The country lacks equipment and expertise required to conduct search and rescue operations in the event of massive buildings collapsing, experts say.
Despite experts' recommendations eight years ago, equipment like ground-penetrating radars (GPR), fiber-optic cameras and remote visual inspection devices -- crucial to saving the lives of those trapped in rubble – have not been procured yet.
The GPR is a remote sensing device that helps to locate the presence of a survivor stuck in the wreckage of a collapsed building. The camera captures images from inside the wreckage and helps make plans for an effective rescue operation.
These were badly needed during the search and rescue operations in the nine-storey Rana Plaza that collapsed on April 24, killing at least 388 garment workers and injuring scores.
Prof Jamilur Reza Choudhury, a noted civil engineer who headed the search and rescue equipment selection committee, submitted the list of equipment to the then government in 2005.
It took the government five years to approve a Tk 69 crore scheme, procure the equipment, and hand over the equipment to Fire Service and Civil Defence, said Mohammad Abdul Wazed, director general of the Department of Disaster Management.
Multiple cutters, concrete cutters, power chain saws, rescue saws, air compressors, electric demolition hammers, portable electric generators, ladders, breathing apparatus, megaphones, airbags, search cameras, hydraulic jacks (used to expand the gap between two sandwiched floors), knee pads, lock cutters, safety vests and flash lights are among the equipment procured so far.

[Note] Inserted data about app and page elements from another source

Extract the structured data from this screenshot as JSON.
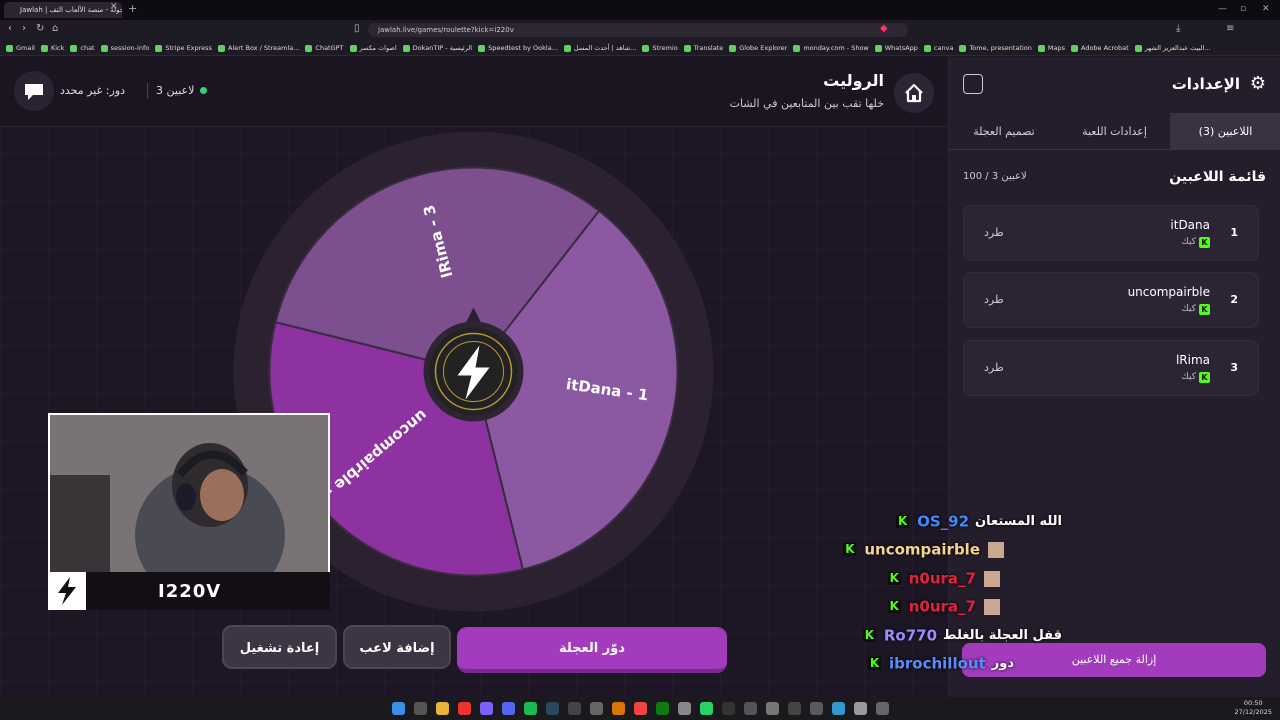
{
  "browser": {
    "tab_title": "Jawlah | جولة - منصة الألعاب التف...",
    "url": "jawlah.live/games/roulette?kick=i220v",
    "bookmarks": [
      "Gmail",
      "Kick",
      "chat",
      "session-info",
      "Stripe Express",
      "Alert Box / Streamla...",
      "ChatGPT",
      "اصوات مكسر",
      "DokanTIP - الرئيسية",
      "Speedtest by Ookla...",
      "شاهد | أحدث المسل...",
      "Stremio",
      "Translate",
      "Globe Explorer",
      "monday.com - Show",
      "WhatsApp",
      "canva",
      "Tome, presentation",
      "Maps",
      "Adobe Acrobat",
      "البيت عبدالعزيز الشهر..."
    ]
  },
  "header": {
    "title": "الروليت",
    "subtitle": "خلها تقب بين المتابعين في الشات",
    "role": "دور: غير محدد",
    "players": "3 لاعبين"
  },
  "wheel": {
    "segments": [
      {
        "label": "itDana - 1",
        "color": "#8c58a2"
      },
      {
        "label": "uncompairble - 2",
        "color": "#8d32a0"
      },
      {
        "label": "lRima - 3",
        "color": "#7d4f8f"
      }
    ]
  },
  "webcam": {
    "streamer": "I220V"
  },
  "buttons": {
    "restart": "إعادة تشغيل",
    "add_player": "إضافة لاعب",
    "spin": "دوّر العجلة",
    "remove_all": "إزالة جميع اللاعبين"
  },
  "panel": {
    "title": "الإعدادات",
    "tabs": [
      "اللاعبين (3)",
      "إعدادات اللعبة",
      "تصميم العجلة"
    ],
    "list_title": "قائمة اللاعبين",
    "list_count": "100 / 3 لاعبين",
    "players": [
      {
        "index": "1",
        "name": "itDana",
        "platform": "كيك",
        "kick": "طرد"
      },
      {
        "index": "2",
        "name": "uncompairble",
        "platform": "كيك",
        "kick": "طرد"
      },
      {
        "index": "3",
        "name": "lRima",
        "platform": "كيك",
        "kick": "طرد"
      }
    ]
  },
  "chat": [
    {
      "user": "OS_92",
      "color": "#3d8bff",
      "msg": "الله المستعان",
      "badge": false
    },
    {
      "user": "uncompairble",
      "color": "#f4d58d",
      "msg": "",
      "badge": true
    },
    {
      "user": "n0ura_7",
      "color": "#e0243c",
      "msg": "",
      "badge": true
    },
    {
      "user": "n0ura_7",
      "color": "#e0243c",
      "msg": "",
      "badge": true
    },
    {
      "user": "Ro770",
      "color": "#9b8cff",
      "msg": "قفل العجلة بالغلط",
      "badge": false
    },
    {
      "user": "ibrochillout",
      "color": "#5b8bff",
      "msg": "دور",
      "badge": false
    }
  ],
  "clock": {
    "time": "00:50",
    "date": "27/12/2025"
  }
}
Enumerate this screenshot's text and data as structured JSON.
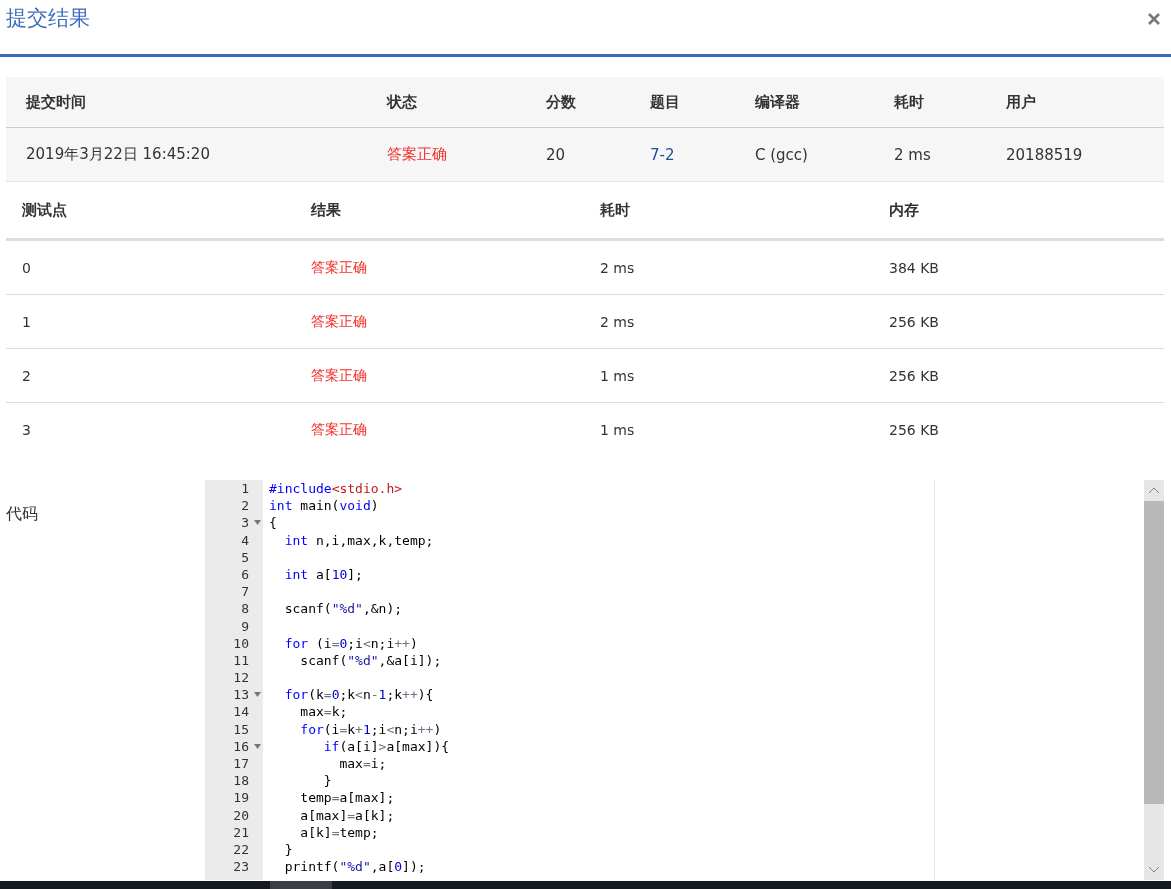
{
  "dialog": {
    "title": "提交结果"
  },
  "summary": {
    "columns": [
      "提交时间",
      "状态",
      "分数",
      "题目",
      "编译器",
      "耗时",
      "用户"
    ],
    "row": {
      "time": "2019年3月22日 16:45:20",
      "status": "答案正确",
      "score": "20",
      "problem": "7-2",
      "compiler": "C (gcc)",
      "duration": "2 ms",
      "user": "20188519"
    }
  },
  "tests": {
    "columns": [
      "测试点",
      "结果",
      "耗时",
      "内存"
    ],
    "rows": [
      {
        "case": "0",
        "result": "答案正确",
        "time": "2 ms",
        "memory": "384 KB"
      },
      {
        "case": "1",
        "result": "答案正确",
        "time": "2 ms",
        "memory": "256 KB"
      },
      {
        "case": "2",
        "result": "答案正确",
        "time": "1 ms",
        "memory": "256 KB"
      },
      {
        "case": "3",
        "result": "答案正确",
        "time": "1 ms",
        "memory": "256 KB"
      }
    ]
  },
  "code": {
    "label": "代码",
    "lines": [
      {
        "number": "1",
        "fold": false,
        "tokens": [
          {
            "kind": "keyword",
            "text": "#include"
          },
          {
            "kind": "header",
            "text": "<stdio.h>"
          }
        ]
      },
      {
        "number": "2",
        "fold": false,
        "tokens": [
          {
            "kind": "keyword",
            "text": "int"
          },
          {
            "kind": "plain",
            "text": " main("
          },
          {
            "kind": "keyword",
            "text": "void"
          },
          {
            "kind": "plain",
            "text": ")"
          }
        ]
      },
      {
        "number": "3",
        "fold": true,
        "tokens": [
          {
            "kind": "plain",
            "text": "{"
          }
        ]
      },
      {
        "number": "4",
        "fold": false,
        "tokens": [
          {
            "kind": "keyword",
            "text": "  int"
          },
          {
            "kind": "plain",
            "text": " n,i,max,k,temp;"
          }
        ]
      },
      {
        "number": "5",
        "fold": false
      },
      {
        "number": "6",
        "fold": false,
        "tokens": [
          {
            "kind": "keyword",
            "text": "  int"
          },
          {
            "kind": "plain",
            "text": " a["
          },
          {
            "kind": "number",
            "text": "10"
          },
          {
            "kind": "plain",
            "text": "];"
          }
        ]
      },
      {
        "number": "7",
        "fold": false
      },
      {
        "number": "8",
        "fold": false,
        "tokens": [
          {
            "kind": "plain",
            "text": "  scanf("
          },
          {
            "kind": "string",
            "text": "\"%d\""
          },
          {
            "kind": "plain",
            "text": ",&n);"
          }
        ]
      },
      {
        "number": "9",
        "fold": false
      },
      {
        "number": "10",
        "fold": false,
        "tokens": [
          {
            "kind": "keyword",
            "text": "  for"
          },
          {
            "kind": "plain",
            "text": " (i"
          },
          {
            "kind": "operator",
            "text": "="
          },
          {
            "kind": "number",
            "text": "0"
          },
          {
            "kind": "plain",
            "text": ";i"
          },
          {
            "kind": "operator",
            "text": "<"
          },
          {
            "kind": "plain",
            "text": "n;i"
          },
          {
            "kind": "operator",
            "text": "++"
          },
          {
            "kind": "plain",
            "text": ")"
          }
        ]
      },
      {
        "number": "11",
        "fold": false,
        "tokens": [
          {
            "kind": "plain",
            "text": "    scanf("
          },
          {
            "kind": "string",
            "text": "\"%d\""
          },
          {
            "kind": "plain",
            "text": ",&a[i]);"
          }
        ]
      },
      {
        "number": "12",
        "fold": false
      },
      {
        "number": "13",
        "fold": true,
        "tokens": [
          {
            "kind": "keyword",
            "text": "  for"
          },
          {
            "kind": "plain",
            "text": "(k"
          },
          {
            "kind": "operator",
            "text": "="
          },
          {
            "kind": "number",
            "text": "0"
          },
          {
            "kind": "plain",
            "text": ";k"
          },
          {
            "kind": "operator",
            "text": "<"
          },
          {
            "kind": "plain",
            "text": "n"
          },
          {
            "kind": "operator",
            "text": "-"
          },
          {
            "kind": "number",
            "text": "1"
          },
          {
            "kind": "plain",
            "text": ";k"
          },
          {
            "kind": "operator",
            "text": "++"
          },
          {
            "kind": "plain",
            "text": "){"
          }
        ]
      },
      {
        "number": "14",
        "fold": false,
        "tokens": [
          {
            "kind": "plain",
            "text": "    max"
          },
          {
            "kind": "operator",
            "text": "="
          },
          {
            "kind": "plain",
            "text": "k;"
          }
        ]
      },
      {
        "number": "15",
        "fold": false,
        "tokens": [
          {
            "kind": "keyword",
            "text": "    for"
          },
          {
            "kind": "plain",
            "text": "(i"
          },
          {
            "kind": "operator",
            "text": "="
          },
          {
            "kind": "plain",
            "text": "k"
          },
          {
            "kind": "operator",
            "text": "+"
          },
          {
            "kind": "number",
            "text": "1"
          },
          {
            "kind": "plain",
            "text": ";i"
          },
          {
            "kind": "operator",
            "text": "<"
          },
          {
            "kind": "plain",
            "text": "n;i"
          },
          {
            "kind": "operator",
            "text": "++"
          },
          {
            "kind": "plain",
            "text": ")"
          }
        ]
      },
      {
        "number": "16",
        "fold": true,
        "tokens": [
          {
            "kind": "keyword",
            "text": "       if"
          },
          {
            "kind": "plain",
            "text": "(a[i]"
          },
          {
            "kind": "operator",
            "text": ">"
          },
          {
            "kind": "plain",
            "text": "a[max]){"
          }
        ]
      },
      {
        "number": "17",
        "fold": false,
        "tokens": [
          {
            "kind": "plain",
            "text": "         max"
          },
          {
            "kind": "operator",
            "text": "="
          },
          {
            "kind": "plain",
            "text": "i;"
          }
        ]
      },
      {
        "number": "18",
        "fold": false,
        "tokens": [
          {
            "kind": "plain",
            "text": "       }"
          }
        ]
      },
      {
        "number": "19",
        "fold": false,
        "tokens": [
          {
            "kind": "plain",
            "text": "    temp"
          },
          {
            "kind": "operator",
            "text": "="
          },
          {
            "kind": "plain",
            "text": "a[max];"
          }
        ]
      },
      {
        "number": "20",
        "fold": false,
        "tokens": [
          {
            "kind": "plain",
            "text": "    a[max]"
          },
          {
            "kind": "operator",
            "text": "="
          },
          {
            "kind": "plain",
            "text": "a[k];"
          }
        ]
      },
      {
        "number": "21",
        "fold": false,
        "tokens": [
          {
            "kind": "plain",
            "text": "    a[k]"
          },
          {
            "kind": "operator",
            "text": "="
          },
          {
            "kind": "plain",
            "text": "temp;"
          }
        ]
      },
      {
        "number": "22",
        "fold": false,
        "tokens": [
          {
            "kind": "plain",
            "text": "  }"
          }
        ]
      },
      {
        "number": "23",
        "fold": false,
        "tokens": [
          {
            "kind": "plain",
            "text": "  printf("
          },
          {
            "kind": "string",
            "text": "\"%d\""
          },
          {
            "kind": "plain",
            "text": ",a["
          },
          {
            "kind": "number",
            "text": "0"
          },
          {
            "kind": "plain",
            "text": "]);"
          }
        ]
      }
    ]
  }
}
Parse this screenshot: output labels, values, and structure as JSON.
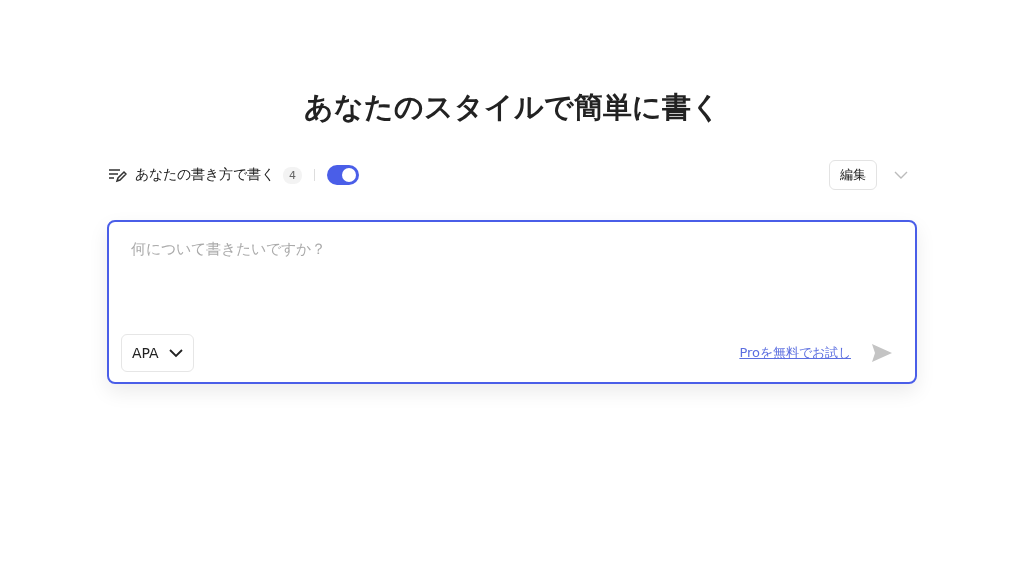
{
  "title": "あなたのスタイルで簡単に書く",
  "style_bar": {
    "label": "あなたの書き方で書く",
    "count": "4",
    "toggle": {
      "on": true
    },
    "edit_button": "編集",
    "expanded": false
  },
  "composer": {
    "placeholder": "何について書きたいですか？",
    "citation_style": "APA",
    "promo_link": "Proを無料でお試し",
    "send_disabled": true
  }
}
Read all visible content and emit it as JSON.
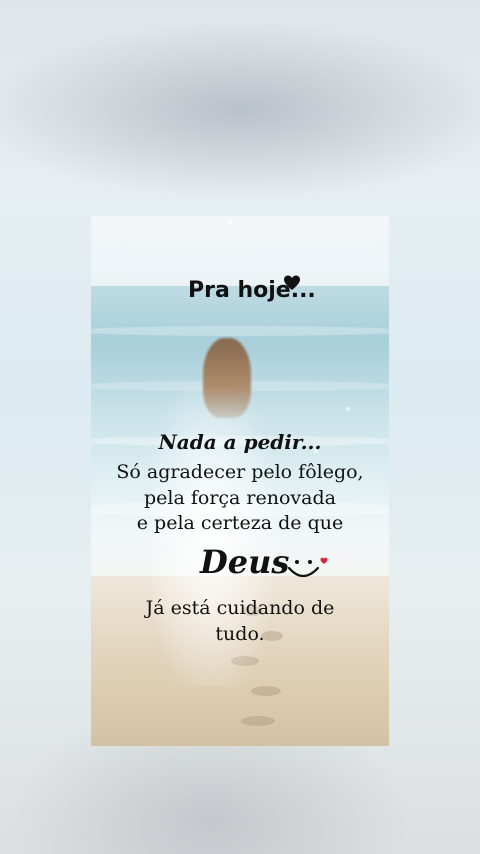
{
  "post": {
    "title": "Pra hoje...",
    "line1": "Nada a pedir...",
    "line2": "Só agradecer pelo fôlego,",
    "line3": "pela força renovada",
    "line4": "e pela certeza de que",
    "highlight_word": "Deus",
    "line5": "Já está cuidando de",
    "line6": "tudo."
  },
  "icons": {
    "title_icon": "heart-icon",
    "emoji": "smiley-heart-icon"
  },
  "colors": {
    "text": "#111111",
    "heart_red": "#d6263a",
    "sea": "#9fcad6",
    "sand": "#d7c3a3"
  }
}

As to lack of some vital equipment, he said out of five contractors, one -- M/s Sohel Enterprise -- did not supply the equipment yet. The High Court ordered the supplier to deliver the goods by April 30, yesterday.
It, however, did not comply with the court order till yesterday, said the DG.
Wazed said they also handed over six high-power cranes and some other heavy equipment to the Armed Forces Division.
However, the rescuers were using three heavy cranes hired from private firms to remove huge concrete slabs at the Rana Plaza collapse site, he alleged.
Yesterday, the Planning Commission approved a Tk 260 crore second-phase scheme to procure mostly similar equipment.
Search and rescue operations in the case of a big structural collapse requires extensive training, knowledge, and an adequate number of equipment, which are not yet available in the country, he said.
Abu Sadeque, secretary general of Bangladesh Earthquake Society, said those equipment were not seen being used during search and rescue operations in Rana Plaza.
Refuting the allegation, Brig Gen Ali Ahmed Khan, director general of the Fire Service and Civil Defence Department, said the equipment was used to remove the debris from the collapsed building. But they would be extremely inadequate in the case of multiple collapses at a time.
Prof Mujibur Rahman, who teaches civil engineering at Buet, said mostly untrained local voluntary rescuers along with a few firemen took the risk of rescuing the trapped victims inside the crumbled Rana Plaza.
Though only professional rescuers were supposed to carry out such risky operations, one could not ignore the lesson learnt from the Rana Plaza rescue operations, he added.
According to a report of the UNDP-funded Comprehensive Disaster Management Programme, some 72,000 buildings may collapse in Dhaka city in an earthquake of VII to VIII intensity scale (extent of jolt), as happened in 1897.